SpaceDaily Contributor
$5 Billed Once


credit card or paypal
SpaceDaily Monthly Supporter
$5 Billed Monthly


paypal only

.


Related Links
Explore The Early Earth at TerraDaily.com






Comment on this article via your Facebook, Yahoo, AOL, Hotmail login.

Share this article via these popular social media networks
del.icio.usdel.icio.us DiggDigg RedditReddit GoogleGoogle

Previous Report
EARLY EARTH
Before animals, evolution waited eons to inhale
Atlanta GA (SPX) Jul 27, 2016
A couple of times in four billion years, evolution has slowed to a crawl. And an eon or so has passed before more complex life forms, such as simple animals, could arise. Evolution may have been waiting for a decent breath of oxygen, said researcher Chris Reinhard. And that was hard to come by. His research team is tracking down O2 concentrations in oceans, where earliest animals evolved. ... read more


EARLY EARTH
Asteroid that formed moon's Imbrium Basin may have been protoplanet-sized

Russian and US engineers plan manned moon mission

SSTL and Goonhilly announce partnership and a call for lunar orbit payloads

Taiwan to make lunar lander for NASA moon-mining mission

EARLY EARTH
NASA's Viking Data Lives on, Inspires 40 Years Later

Opportunity Rover wrapping up work within Marathon Valley

NASA Mars Rover Can Choose Laser Targets on Its Own

NASA Selects Five Mars Orbiter Concept Studies

EARLY EARTH
Russia, US Discuss Lunar Station for Mars Mission

Disney theme park in Shanghai nears a million visitors

NASA Sails Full-Speed Ahead in Solar System Exploration

Sensor Technology Could Revolutionize What You Sleep On

EARLY EARTH
China commissions space tracking ship as new station readied

China's second space lab Tiangong-2 reaches launch center

Dutch Radio Antenna to Depart for Moon on Chinese Mission

Chinese Space Garbageman is not a Weapon

EARLY EARTH
Russia launches ISS-bound cargo ship

New Crew Members, Including NASA Biologist, Launch to Space Station

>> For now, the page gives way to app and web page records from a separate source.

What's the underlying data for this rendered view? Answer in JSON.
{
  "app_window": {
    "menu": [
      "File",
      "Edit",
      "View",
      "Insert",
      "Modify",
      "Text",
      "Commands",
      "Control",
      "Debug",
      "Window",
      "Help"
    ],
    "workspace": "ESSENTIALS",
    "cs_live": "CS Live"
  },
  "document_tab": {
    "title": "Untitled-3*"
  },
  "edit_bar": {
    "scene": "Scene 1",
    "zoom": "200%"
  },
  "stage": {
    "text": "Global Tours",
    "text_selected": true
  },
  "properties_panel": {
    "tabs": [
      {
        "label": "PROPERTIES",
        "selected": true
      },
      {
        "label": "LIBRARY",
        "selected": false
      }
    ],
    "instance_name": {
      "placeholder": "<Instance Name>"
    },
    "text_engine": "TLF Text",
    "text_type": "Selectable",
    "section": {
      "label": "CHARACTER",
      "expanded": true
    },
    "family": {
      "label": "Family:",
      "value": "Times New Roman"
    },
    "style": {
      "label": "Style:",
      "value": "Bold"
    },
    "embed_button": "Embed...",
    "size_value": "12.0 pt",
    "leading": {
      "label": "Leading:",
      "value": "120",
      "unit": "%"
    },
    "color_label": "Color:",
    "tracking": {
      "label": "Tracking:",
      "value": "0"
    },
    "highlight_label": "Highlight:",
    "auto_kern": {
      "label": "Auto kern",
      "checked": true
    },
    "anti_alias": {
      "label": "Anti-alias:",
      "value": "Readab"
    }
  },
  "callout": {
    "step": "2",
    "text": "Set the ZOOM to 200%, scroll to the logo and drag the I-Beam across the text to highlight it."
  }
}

Russian New Soyuz-MS Spacecraft Docks With ISS for First Time

NASA Highlights Space Station Research Benefits, Opportunities at San Diego Conference

EARLY EARTH
Intelsat 33e arrives at the Spaceport for Arianespace's August launch with Ariane 5

Commission approves acquisition of Arianespace by ASL, subject to conditions

SpaceX cargo ship arrives at space station

Ukraine, US aim to launch jointly-developed space rocket

EARLY EARTH
Alien Solar System Boasts Tightly Spaced Planets, Unusual Orbits

First atmospheric study of Earth-sized exoplanets reveals rocky worlds

Atmospheric chemistry on paper

Surface Composition Determines Planet's Temperature and Habitability

EARLY EARTH
An accelerated pipeline to open materials research

NUS scientists develop plastic flexible magnetic memory device

Scientists grow dandelions to make rubber

Scientists create new thin material that mimics cell membranes




Memory Foam Mattress Review
Newsletters :: SpaceDaily :: SpaceWar :: TerraDaily :: Energy Daily
XML Feeds :: Space News :: Earth News :: War News :: Solar Energy News






The content herein, unless otherwise known to be public domain, are Copyright 1995-2017 - Space Media Network. All websites are published in Australia and are solely subject to Australian law and governed by Fair Use principals for news reporting and research purposes. AFP, UPI and IANS news wire stories are copyright Agence France-Presse, United Press International and Indo-Asia News Service. ESA news reports are copyright European Space Agency. All NASA sourced material is public domain. Additional copyrights may apply in whole or part to other bona fide parties. All articles labeled "by Staff Writers" include reports supplied to Space Media Network by industry news wires, PR agencies, corporate press officers and the like. Such articles are individually curated and edited by Space Media Network staff on the basis of the report's information value to our industry and professional readership. Advertising does not imply endorsement, agreement or approval of any opinions, statements or information provided by Space Media Network on any Web page published or hosted by Space Media Network. Privacy Statement